**Goal of the exercise**
Set each entry down exactly as written.

Website and app data records
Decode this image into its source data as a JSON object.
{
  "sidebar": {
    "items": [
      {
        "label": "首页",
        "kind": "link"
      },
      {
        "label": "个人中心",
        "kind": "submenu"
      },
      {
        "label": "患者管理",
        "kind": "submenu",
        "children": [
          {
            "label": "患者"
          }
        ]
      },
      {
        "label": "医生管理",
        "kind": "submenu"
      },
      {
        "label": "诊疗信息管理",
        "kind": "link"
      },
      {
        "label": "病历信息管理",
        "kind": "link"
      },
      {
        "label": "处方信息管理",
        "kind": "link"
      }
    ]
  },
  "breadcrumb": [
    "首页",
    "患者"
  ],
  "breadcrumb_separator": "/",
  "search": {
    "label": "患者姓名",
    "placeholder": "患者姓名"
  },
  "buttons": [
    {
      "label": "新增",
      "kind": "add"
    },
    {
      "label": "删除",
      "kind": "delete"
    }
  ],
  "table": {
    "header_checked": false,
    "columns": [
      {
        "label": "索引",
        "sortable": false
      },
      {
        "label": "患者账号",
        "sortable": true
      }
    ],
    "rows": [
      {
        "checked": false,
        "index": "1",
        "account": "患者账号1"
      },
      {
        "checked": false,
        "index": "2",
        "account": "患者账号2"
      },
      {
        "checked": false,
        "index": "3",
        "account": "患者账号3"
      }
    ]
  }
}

**Output for this exercise**
Decode this image into its source data as a JSON object.
{
  "sidebar": {
    "items": [
      {
        "label": "首页",
        "kind": "link"
      },
      {
        "label": "个人中心",
        "kind": "submenu"
      },
      {
        "label": "患者管理",
        "kind": "submenu",
        "children": [
          {
            "label": "患者"
          }
        ]
      },
      {
        "label": "医生管理",
        "kind": "submenu"
      },
      {
        "label": "诊疗信息管理",
        "kind": "link"
      },
      {
        "label": "病历信息管理",
        "kind": "link"
      },
      {
        "label": "处方信息管理",
        "kind": "link"
      }
    ]
  },
  "breadcrumb": [
    "首页",
    "患者"
  ],
  "breadcrumb_separator": "/",
  "search": {
    "label": "患者姓名",
    "placeholder": "患者姓名"
  },
  "buttons": [
    {
      "label": "新增",
      "kind": "add"
    },
    {
      "label": "删除",
      "kind": "delete"
    }
  ],
  "table": {
    "header_checked": false,
    "columns": [
      {
        "label": "索引",
        "sortable": false
      },
      {
        "label": "患者账号",
        "sortable": true
      }
    ],
    "rows": [
      {
        "checked": false,
        "index": "1",
        "account": "患者账号1"
      },
      {
        "checked": false,
        "index": "2",
        "account": "患者账号2"
      },
      {
        "checked": false,
        "index": "3",
        "account": "患者账号3"
      }
    ]
  }
}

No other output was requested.